Segment Start: DATA FOR THIS TASK

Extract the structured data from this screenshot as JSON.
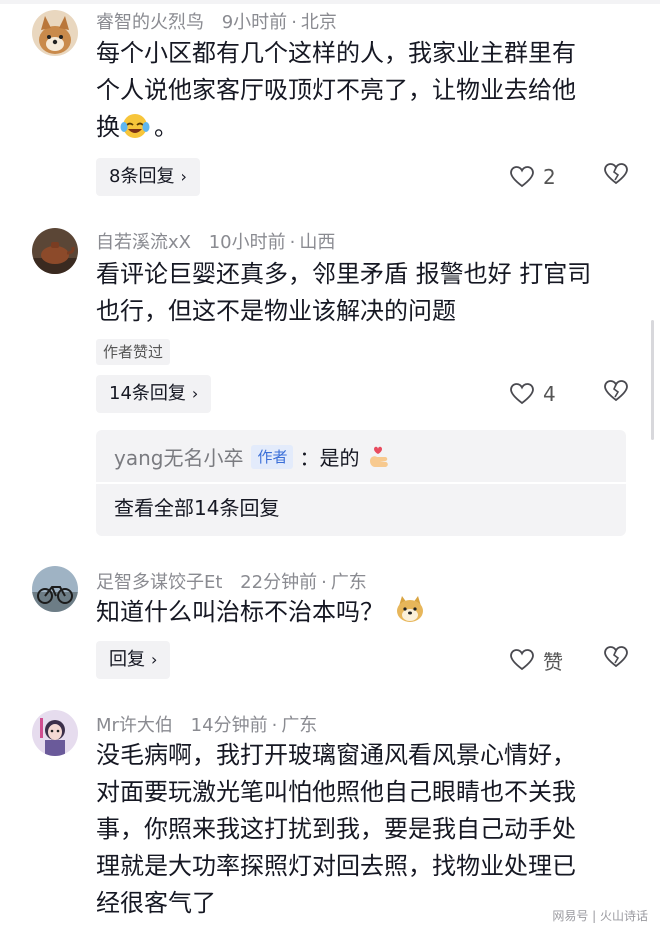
{
  "comments": [
    {
      "user": "睿智的火烈鸟",
      "time": "9小时前",
      "location": "北京",
      "text_lines": [
        "每个小区都有几个这样的人，我家业主群里有",
        "个人说他家客厅吸顶灯不亮了，让物业去给他",
        "换"
      ],
      "text_tail": "。",
      "reply_label": "8条回复",
      "likes": "2"
    },
    {
      "user": "自若溪流xX",
      "time": "10小时前",
      "location": "山西",
      "text_lines": [
        "看评论巨婴还真多，邻里矛盾 报警也好 打官司",
        "也行，但这不是物业该解决的问题"
      ],
      "author_liked": "作者赞过",
      "reply_label": "14条回复",
      "likes": "4",
      "sub_reply": {
        "user": "yang无名小卒",
        "tag": "作者",
        "text": "：是的",
        "view_all": "查看全部14条回复"
      }
    },
    {
      "user": "足智多谋饺子Et",
      "time": "22分钟前",
      "location": "广东",
      "text_lines": [
        "知道什么叫治标不治本吗？"
      ],
      "reply_label": "回复",
      "likes": "赞"
    },
    {
      "user": "Mr许大伯",
      "time": "14分钟前",
      "location": "广东",
      "text_lines": [
        "没毛病啊，我打开玻璃窗通风看风景心情好，",
        "对面要玩激光笔叫怕他照他自己眼睛也不关我",
        "事，你照来我这打扰到我，要是我自己动手处",
        "理就是大功率探照灯对回去照，找物业处理已",
        "经很客气了"
      ]
    }
  ],
  "icons": {
    "like": "heart-outline-icon",
    "dislike": "broken-heart-icon",
    "chevron": "chevron-right-icon"
  },
  "watermark": "网易号 | 火山诗话",
  "colors": {
    "author_tag_text": "#3b6fd8",
    "author_tag_bg": "#e3ebfb",
    "meta": "#8a8b91"
  }
}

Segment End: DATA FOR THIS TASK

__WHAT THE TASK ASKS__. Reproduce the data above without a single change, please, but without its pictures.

__RESPONSE AREA__.
Extract the structured data from this screenshot as JSON.
{
  "comments": [
    {
      "user": "睿智的火烈鸟",
      "time": "9小时前",
      "location": "北京",
      "text_lines": [
        "每个小区都有几个这样的人，我家业主群里有",
        "个人说他家客厅吸顶灯不亮了，让物业去给他",
        "换"
      ],
      "text_tail": "。",
      "reply_label": "8条回复",
      "likes": "2"
    },
    {
      "user": "自若溪流xX",
      "time": "10小时前",
      "location": "山西",
      "text_lines": [
        "看评论巨婴还真多，邻里矛盾 报警也好 打官司",
        "也行，但这不是物业该解决的问题"
      ],
      "author_liked": "作者赞过",
      "reply_label": "14条回复",
      "likes": "4",
      "sub_reply": {
        "user": "yang无名小卒",
        "tag": "作者",
        "text": "：是的",
        "view_all": "查看全部14条回复"
      }
    },
    {
      "user": "足智多谋饺子Et",
      "time": "22分钟前",
      "location": "广东",
      "text_lines": [
        "知道什么叫治标不治本吗？"
      ],
      "reply_label": "回复",
      "likes": "赞"
    },
    {
      "user": "Mr许大伯",
      "time": "14分钟前",
      "location": "广东",
      "text_lines": [
        "没毛病啊，我打开玻璃窗通风看风景心情好，",
        "对面要玩激光笔叫怕他照他自己眼睛也不关我",
        "事，你照来我这打扰到我，要是我自己动手处",
        "理就是大功率探照灯对回去照，找物业处理已",
        "经很客气了"
      ]
    }
  ],
  "icons": {
    "like": "heart-outline-icon",
    "dislike": "broken-heart-icon",
    "chevron": "chevron-right-icon"
  },
  "watermark": "网易号 | 火山诗话",
  "colors": {
    "author_tag_text": "#3b6fd8",
    "author_tag_bg": "#e3ebfb",
    "meta": "#8a8b91"
  }
}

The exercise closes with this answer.